Italy is a great place to celebrate the holidays, but you can enjoy their traditions…
No matter your religion or tradition, the holidays call for laughter, good company, and delicious food. With signature holiday recipes for each type of celebration, it’s time to experiment in the kitchen and give these classic staples a festive twist.
By playing with spices, herbs, and other garnishes, it’s easy to add some extra flavor and sophistication to really brighten that holiday table. Also, don’t forget to add some holiday cocktail recipes to the mix—it’ll only enhance your meal and overall dining experience.
If you’ve celebrated Hanukkah before—or even if you’ve just gone grocery shopping at Whole Foods during December—you’ve had to have had a latke. What’s that? A latke is a potato pancake that is essential to every Hanukkah meal. Usually fried in oil, the latke is extremely versatile, where it can take on different flavors, textures, and seasonings.
Our tip—cook the latke in chicken fat and top with crispy onion. As for the applesauce, which is basically the latke’s counterpart, infuse it with a crème fraiche or wasabi tabiko. You can also eat the latke and applesauce with a side of kimchi, consisting of fermented shrimp and cabbage.

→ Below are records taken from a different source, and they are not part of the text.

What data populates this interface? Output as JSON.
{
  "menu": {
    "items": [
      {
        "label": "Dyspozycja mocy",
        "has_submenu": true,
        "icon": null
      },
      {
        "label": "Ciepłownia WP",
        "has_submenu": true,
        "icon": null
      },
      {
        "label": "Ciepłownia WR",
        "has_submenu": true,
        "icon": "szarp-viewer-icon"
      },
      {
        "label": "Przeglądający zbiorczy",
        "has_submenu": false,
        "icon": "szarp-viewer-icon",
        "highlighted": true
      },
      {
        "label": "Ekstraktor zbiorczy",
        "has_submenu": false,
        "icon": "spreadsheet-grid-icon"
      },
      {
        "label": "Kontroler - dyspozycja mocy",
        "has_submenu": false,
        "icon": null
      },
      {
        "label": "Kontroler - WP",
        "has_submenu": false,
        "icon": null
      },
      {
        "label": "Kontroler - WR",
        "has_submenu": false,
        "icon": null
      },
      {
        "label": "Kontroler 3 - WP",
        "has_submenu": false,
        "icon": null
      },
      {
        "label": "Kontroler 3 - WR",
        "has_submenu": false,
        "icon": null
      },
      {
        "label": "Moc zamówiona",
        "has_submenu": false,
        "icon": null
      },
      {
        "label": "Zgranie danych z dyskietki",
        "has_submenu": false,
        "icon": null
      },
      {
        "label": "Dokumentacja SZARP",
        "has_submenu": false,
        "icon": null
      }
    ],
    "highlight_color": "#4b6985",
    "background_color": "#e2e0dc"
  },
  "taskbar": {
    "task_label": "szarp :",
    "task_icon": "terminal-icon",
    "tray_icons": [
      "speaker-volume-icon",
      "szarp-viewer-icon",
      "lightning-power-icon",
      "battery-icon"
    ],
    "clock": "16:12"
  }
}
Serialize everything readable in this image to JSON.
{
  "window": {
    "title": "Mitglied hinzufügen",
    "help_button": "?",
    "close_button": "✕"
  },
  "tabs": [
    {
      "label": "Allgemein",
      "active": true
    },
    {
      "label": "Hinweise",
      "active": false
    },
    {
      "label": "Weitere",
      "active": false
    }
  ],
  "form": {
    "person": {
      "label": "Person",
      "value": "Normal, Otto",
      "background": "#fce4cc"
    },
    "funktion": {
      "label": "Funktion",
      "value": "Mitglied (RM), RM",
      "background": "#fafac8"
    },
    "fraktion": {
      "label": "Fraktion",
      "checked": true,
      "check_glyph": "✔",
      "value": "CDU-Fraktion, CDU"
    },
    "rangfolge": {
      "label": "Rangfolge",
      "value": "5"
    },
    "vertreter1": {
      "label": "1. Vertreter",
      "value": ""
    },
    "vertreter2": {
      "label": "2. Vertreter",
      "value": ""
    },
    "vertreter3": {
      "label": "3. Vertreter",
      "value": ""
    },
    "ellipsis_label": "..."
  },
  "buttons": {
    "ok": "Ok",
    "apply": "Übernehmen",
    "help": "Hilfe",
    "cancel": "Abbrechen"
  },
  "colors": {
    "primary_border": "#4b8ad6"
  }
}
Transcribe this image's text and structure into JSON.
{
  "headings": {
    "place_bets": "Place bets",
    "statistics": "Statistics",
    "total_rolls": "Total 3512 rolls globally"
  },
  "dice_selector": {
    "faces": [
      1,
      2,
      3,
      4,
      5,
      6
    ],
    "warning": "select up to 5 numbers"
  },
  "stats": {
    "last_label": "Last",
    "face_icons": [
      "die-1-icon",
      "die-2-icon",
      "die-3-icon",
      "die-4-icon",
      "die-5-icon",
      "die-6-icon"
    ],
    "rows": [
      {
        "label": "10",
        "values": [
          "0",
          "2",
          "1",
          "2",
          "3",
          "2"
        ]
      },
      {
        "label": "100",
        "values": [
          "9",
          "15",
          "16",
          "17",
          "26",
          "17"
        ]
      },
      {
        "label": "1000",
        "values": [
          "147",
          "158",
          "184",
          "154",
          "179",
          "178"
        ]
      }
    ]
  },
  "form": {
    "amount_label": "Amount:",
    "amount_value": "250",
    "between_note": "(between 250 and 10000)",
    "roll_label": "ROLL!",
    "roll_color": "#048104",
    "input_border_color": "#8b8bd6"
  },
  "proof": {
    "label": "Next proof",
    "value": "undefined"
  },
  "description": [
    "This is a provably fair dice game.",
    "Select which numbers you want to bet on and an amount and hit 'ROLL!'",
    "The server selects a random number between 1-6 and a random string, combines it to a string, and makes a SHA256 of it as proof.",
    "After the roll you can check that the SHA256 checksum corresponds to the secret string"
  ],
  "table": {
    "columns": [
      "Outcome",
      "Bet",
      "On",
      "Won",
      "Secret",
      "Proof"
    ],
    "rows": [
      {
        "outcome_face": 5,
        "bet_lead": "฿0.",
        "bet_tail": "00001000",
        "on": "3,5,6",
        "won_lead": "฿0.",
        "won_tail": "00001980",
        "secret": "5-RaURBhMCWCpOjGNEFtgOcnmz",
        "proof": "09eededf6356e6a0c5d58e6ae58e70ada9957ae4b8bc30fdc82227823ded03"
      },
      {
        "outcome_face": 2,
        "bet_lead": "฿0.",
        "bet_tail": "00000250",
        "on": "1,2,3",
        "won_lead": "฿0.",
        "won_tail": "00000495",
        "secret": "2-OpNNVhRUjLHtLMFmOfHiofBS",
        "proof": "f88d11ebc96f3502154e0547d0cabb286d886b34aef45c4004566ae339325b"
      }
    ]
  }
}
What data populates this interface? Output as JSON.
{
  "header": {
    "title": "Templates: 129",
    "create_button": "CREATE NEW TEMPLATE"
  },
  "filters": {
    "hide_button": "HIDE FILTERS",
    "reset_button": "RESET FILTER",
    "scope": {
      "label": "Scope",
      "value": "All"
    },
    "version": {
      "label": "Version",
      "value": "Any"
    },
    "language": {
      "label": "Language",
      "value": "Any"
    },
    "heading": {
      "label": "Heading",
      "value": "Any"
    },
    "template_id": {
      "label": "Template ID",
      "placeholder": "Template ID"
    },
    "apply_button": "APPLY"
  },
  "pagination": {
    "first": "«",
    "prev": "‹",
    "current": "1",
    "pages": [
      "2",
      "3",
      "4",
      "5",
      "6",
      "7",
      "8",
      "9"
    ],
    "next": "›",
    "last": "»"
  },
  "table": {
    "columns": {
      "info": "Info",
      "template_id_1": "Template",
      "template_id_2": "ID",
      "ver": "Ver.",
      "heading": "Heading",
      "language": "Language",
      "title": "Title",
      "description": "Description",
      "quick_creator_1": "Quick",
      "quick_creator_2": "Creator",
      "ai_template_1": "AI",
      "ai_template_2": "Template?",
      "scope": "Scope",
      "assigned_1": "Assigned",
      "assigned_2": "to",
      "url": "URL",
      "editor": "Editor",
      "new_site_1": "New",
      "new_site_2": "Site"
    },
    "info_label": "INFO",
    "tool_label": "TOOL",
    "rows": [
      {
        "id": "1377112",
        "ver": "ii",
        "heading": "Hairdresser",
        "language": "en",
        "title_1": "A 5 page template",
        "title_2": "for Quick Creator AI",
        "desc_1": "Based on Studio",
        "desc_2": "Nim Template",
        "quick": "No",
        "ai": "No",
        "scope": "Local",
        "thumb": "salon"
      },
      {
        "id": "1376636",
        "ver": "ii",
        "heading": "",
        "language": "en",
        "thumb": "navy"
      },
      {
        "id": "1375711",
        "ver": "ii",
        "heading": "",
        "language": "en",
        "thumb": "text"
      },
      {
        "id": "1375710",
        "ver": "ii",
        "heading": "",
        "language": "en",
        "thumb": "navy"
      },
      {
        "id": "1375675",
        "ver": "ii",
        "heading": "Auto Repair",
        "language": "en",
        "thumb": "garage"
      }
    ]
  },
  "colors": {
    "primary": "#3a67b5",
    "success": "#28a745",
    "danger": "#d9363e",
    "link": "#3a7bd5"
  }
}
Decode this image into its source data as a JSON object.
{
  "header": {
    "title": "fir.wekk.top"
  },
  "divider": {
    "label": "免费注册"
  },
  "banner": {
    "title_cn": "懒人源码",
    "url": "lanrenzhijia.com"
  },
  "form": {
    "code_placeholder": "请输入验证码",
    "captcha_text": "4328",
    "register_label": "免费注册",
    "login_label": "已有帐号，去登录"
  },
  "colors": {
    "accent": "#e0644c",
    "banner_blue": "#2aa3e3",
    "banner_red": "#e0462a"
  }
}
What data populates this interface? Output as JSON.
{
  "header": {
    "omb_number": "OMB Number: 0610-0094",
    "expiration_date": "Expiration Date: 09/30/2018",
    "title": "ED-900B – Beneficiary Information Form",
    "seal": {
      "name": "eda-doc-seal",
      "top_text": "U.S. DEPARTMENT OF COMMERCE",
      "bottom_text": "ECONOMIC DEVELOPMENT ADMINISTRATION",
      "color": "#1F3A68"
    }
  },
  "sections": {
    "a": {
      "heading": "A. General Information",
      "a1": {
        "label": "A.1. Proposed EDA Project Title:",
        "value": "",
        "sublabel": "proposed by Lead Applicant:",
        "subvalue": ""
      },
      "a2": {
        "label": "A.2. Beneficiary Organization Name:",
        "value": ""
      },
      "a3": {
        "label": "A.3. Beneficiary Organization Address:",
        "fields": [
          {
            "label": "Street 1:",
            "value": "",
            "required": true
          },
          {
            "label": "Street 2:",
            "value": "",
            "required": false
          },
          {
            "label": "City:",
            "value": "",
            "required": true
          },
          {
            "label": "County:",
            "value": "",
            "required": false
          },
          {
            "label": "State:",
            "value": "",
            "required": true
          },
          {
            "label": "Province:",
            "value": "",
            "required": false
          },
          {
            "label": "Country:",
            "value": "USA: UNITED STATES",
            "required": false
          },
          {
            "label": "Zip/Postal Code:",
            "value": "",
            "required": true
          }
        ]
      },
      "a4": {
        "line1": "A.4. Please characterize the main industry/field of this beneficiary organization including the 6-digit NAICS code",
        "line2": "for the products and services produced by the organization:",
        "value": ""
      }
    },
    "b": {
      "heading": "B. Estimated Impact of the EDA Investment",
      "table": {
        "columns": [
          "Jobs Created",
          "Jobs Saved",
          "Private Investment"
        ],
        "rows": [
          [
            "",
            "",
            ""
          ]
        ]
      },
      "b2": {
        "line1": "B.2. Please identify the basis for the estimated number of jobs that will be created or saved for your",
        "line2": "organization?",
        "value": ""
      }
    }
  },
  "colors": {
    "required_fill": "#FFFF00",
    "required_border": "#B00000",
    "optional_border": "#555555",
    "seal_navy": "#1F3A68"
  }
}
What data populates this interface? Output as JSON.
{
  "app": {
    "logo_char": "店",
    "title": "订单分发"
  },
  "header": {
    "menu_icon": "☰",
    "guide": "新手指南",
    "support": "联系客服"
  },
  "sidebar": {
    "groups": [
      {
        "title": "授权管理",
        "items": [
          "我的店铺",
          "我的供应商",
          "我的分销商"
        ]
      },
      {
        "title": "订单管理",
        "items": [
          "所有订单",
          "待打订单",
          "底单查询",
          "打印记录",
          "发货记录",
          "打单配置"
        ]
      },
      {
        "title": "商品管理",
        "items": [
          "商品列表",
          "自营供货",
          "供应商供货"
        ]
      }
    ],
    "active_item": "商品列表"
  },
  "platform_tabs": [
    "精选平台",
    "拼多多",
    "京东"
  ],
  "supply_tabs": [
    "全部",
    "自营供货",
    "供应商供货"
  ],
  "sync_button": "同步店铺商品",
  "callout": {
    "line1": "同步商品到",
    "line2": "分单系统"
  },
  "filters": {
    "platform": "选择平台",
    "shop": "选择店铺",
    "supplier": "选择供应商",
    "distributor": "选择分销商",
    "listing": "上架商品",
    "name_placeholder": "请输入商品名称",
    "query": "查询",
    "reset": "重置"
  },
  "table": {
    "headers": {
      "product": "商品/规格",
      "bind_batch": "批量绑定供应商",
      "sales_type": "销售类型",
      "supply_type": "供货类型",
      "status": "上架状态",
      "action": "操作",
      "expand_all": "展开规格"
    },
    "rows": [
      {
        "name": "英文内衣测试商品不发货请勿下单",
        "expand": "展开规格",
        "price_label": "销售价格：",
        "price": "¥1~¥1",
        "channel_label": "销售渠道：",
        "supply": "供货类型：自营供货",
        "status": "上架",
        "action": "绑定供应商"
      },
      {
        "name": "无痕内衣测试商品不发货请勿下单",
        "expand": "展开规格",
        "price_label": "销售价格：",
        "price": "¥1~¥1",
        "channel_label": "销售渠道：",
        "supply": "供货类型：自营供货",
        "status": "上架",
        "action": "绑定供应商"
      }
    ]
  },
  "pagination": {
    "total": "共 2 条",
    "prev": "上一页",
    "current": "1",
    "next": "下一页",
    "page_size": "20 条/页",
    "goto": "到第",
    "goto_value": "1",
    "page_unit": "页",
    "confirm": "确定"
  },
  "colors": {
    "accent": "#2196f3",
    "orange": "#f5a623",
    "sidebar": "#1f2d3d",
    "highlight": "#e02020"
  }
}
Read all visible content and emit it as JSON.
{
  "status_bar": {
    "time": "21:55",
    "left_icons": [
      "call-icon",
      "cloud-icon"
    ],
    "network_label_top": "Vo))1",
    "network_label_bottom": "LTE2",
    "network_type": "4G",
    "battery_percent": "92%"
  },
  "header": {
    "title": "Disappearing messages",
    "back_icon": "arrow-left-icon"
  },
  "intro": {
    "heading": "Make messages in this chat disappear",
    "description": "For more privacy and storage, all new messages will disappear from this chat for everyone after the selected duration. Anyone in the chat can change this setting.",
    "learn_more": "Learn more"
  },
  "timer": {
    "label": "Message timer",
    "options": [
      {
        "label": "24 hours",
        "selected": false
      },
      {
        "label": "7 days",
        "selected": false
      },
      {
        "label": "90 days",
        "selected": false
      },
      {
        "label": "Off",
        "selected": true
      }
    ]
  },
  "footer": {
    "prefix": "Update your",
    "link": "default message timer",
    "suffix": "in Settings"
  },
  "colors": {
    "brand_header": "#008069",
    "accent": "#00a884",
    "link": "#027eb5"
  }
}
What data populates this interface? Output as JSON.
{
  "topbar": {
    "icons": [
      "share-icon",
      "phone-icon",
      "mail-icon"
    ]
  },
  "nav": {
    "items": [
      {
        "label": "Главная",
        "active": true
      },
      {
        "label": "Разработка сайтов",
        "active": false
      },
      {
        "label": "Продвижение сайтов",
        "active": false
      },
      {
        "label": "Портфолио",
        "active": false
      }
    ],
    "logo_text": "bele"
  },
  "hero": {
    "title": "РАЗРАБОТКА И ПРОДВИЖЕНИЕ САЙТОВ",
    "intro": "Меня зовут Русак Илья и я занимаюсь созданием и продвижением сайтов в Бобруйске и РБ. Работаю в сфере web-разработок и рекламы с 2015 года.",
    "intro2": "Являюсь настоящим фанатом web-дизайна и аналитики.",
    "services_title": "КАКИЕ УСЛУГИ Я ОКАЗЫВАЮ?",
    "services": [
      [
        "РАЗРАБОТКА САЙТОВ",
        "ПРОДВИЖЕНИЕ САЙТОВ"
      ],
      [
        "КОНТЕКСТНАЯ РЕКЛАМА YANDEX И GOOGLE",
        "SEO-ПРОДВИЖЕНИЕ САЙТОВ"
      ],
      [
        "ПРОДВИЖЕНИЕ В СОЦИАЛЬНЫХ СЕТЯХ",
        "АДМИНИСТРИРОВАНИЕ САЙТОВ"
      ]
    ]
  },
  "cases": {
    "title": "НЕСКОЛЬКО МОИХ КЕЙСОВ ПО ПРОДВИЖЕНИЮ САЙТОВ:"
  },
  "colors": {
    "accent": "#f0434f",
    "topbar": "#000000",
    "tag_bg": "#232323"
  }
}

Or, if you’re looking for something sweeter and less savory, you can make an apple, salted caramel spiced latke holiday recipe and serve with a little bourbon to wash it down.
Sure, you might look forward to ham and green beans on your Christmas dinner table, but the real treat is in the dessert, as Christmas is known for satisfying that sweet tooth. You can’t go wrong with a warm cookie bar or a Yule Log cake as holiday recipes, but there’s something really festive and nostalgic about donuts and cider during the holidays.
You can easily put together an apple donut or apple funnel cake to serve to guests. Simply fry the donut and use spices to kick up the flavor. Great spices include vanilla, nutmeg, clove, and ginger.
Then you can pair with a warming beverage. If cider doesn’t do it for you, try hot chocolate, adding caramel and condensed milk or smoked rum or calvados for some “adult” fun. Another option, you can always go with a sweet wine, like a Riesling.
Kwanza is known for its integration of African creole and jerk seasonings in its holiday recipes, so you’ll likely find side dishes like slaw, grits, beans, okra, and rice, and main dishes, like catfish or jerk chicken on the table.
If you’re looking to experiment with a side, like Collard greens, add lamb “bacon” to the holiday recipe. Simply stew the greens in miso lamb juice and then cure the lamb bellies as you would cure pancetta. As this is pretty hearty and filling, it could be a main or side dish, really. As for booze, pair with a Sangiovese or malt liquor, or create a fancy cocktail, like a manhattan with split vermouth and amaro.
Interested in booking your holiday meal at the Albert? You can easily book a reservation.